Wright has said that the decision to set it on a stage was a financial concession (that turned out to be an artistic triumph), and we were surprised this wasn't always the case. "The complete shift of gears was a shocker to us all, especially at such a late stage in pre-production," McGarvey admitted. Wait, so it wasn't always supposed to be on a stage? "I was on 'The Avengers' when all this was being done. But locations were being scouted all over Russia and Britain. And suddenly it changed. It was a Fellini-esque atmosphere, all of us on this set, with crews running between stages."
"The opening of the film, all of that is in-camera, with the curtain and the curtain is front-lit, so it appears like a solid curtain… It's like an old theatrical technique with the gaze, and the revealing of Oblonsky and beyond," McGarvey explained. He said that there was one key difference between this film and other Wright films that he's shot. "The difference with this film was that we had a choreographer involved, who was just incredible and who devised all these dances and even the most little, incidental movement was choreographed," he said. "So that scene was crystallized as we thought about all the elements. Joe is so conscious about what it takes to do a move. There's a constant evolution of the shot that involves creative discussion on a photographic level."
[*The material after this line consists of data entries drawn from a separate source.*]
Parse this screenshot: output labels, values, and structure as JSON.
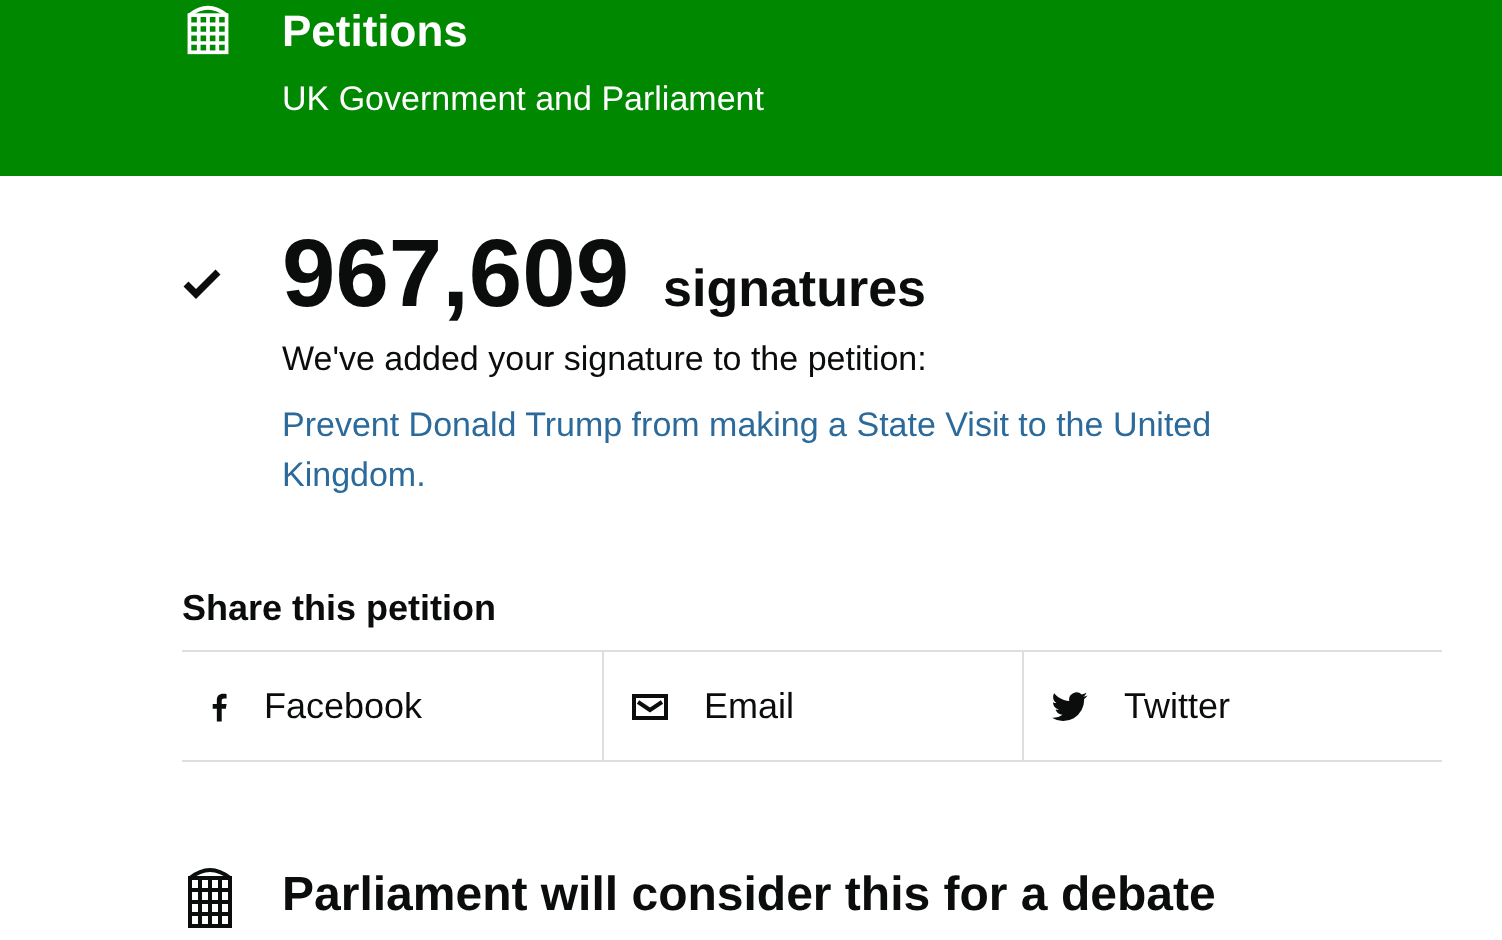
{
  "header": {
    "title": "Petitions",
    "subtitle": "UK Government and Parliament"
  },
  "signed": {
    "count": "967,609",
    "unit": "signatures",
    "message": "We've added your signature to the petition:",
    "petition_link": "Prevent Donald Trump from making a State Visit to the United Kingdom."
  },
  "share": {
    "heading": "Share this petition",
    "items": [
      {
        "kind": "facebook",
        "label": "Facebook"
      },
      {
        "kind": "email",
        "label": "Email"
      },
      {
        "kind": "twitter",
        "label": "Twitter"
      }
    ]
  },
  "debate": {
    "heading": "Parliament will consider this for a debate"
  }
}
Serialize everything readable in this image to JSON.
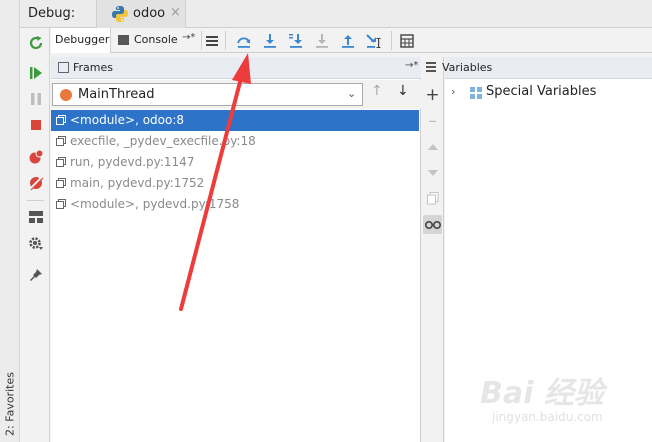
{
  "title_bar": {
    "debug_label": "Debug:",
    "run_tab_label": "odoo",
    "run_tab_close": "×"
  },
  "favorites": {
    "label": "2: Favorites"
  },
  "tabs": {
    "debugger": "Debugger",
    "console": "Console",
    "console_pin": "→*"
  },
  "frames": {
    "title": "Frames",
    "pin": "→*",
    "thread": "MainThread",
    "items": [
      {
        "label": "<module>, odoo:8",
        "selected": true
      },
      {
        "label": "execfile, _pydev_execfile.py:18",
        "selected": false
      },
      {
        "label": "run, pydevd.py:1147",
        "selected": false
      },
      {
        "label": "main, pydevd.py:1752",
        "selected": false
      },
      {
        "label": "<module>, pydevd.py:1758",
        "selected": false
      }
    ]
  },
  "variables": {
    "title": "Variables",
    "special_label": "Special Variables"
  },
  "watermark": {
    "brand": "Bai 经验",
    "url": "jingyan.baidu.com"
  },
  "colors": {
    "selection": "#2d74c9",
    "accent_blue": "#3a87d4",
    "arrow": "#ee3b3b",
    "thread_dot": "#e9783d"
  }
}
We wondered, for all the extensive planning and choreography and staging, if, in the end, McGarvey wouldn't have rather just gone and shot on location. "For me, it was a great decision, even though it meant working with a lower budget and a hell of a lot harder. It meant that every single scenario had to be created from the ground up," he said, sounding liberated. "Sometimes you work on these period films, as I've done in the past, and there are a myriad of restrictions. Not only in terms of how you can light something but where you can put the camera, etc. In design terms it has its own built-in look."
"We were creating all of this from the ground up, so it gives it a stronger feel and one with more visual cohesiveness," he continued. "I think I was able to completely change my lighting style. A lot of times you're battling against ambient light. I was able to use more expressive forms of lighting. And the fluidity of this environment gave our camera was great." McGarvey then boiled it down thusly: "It was one of the most creative cinematographic excursions I've ever had."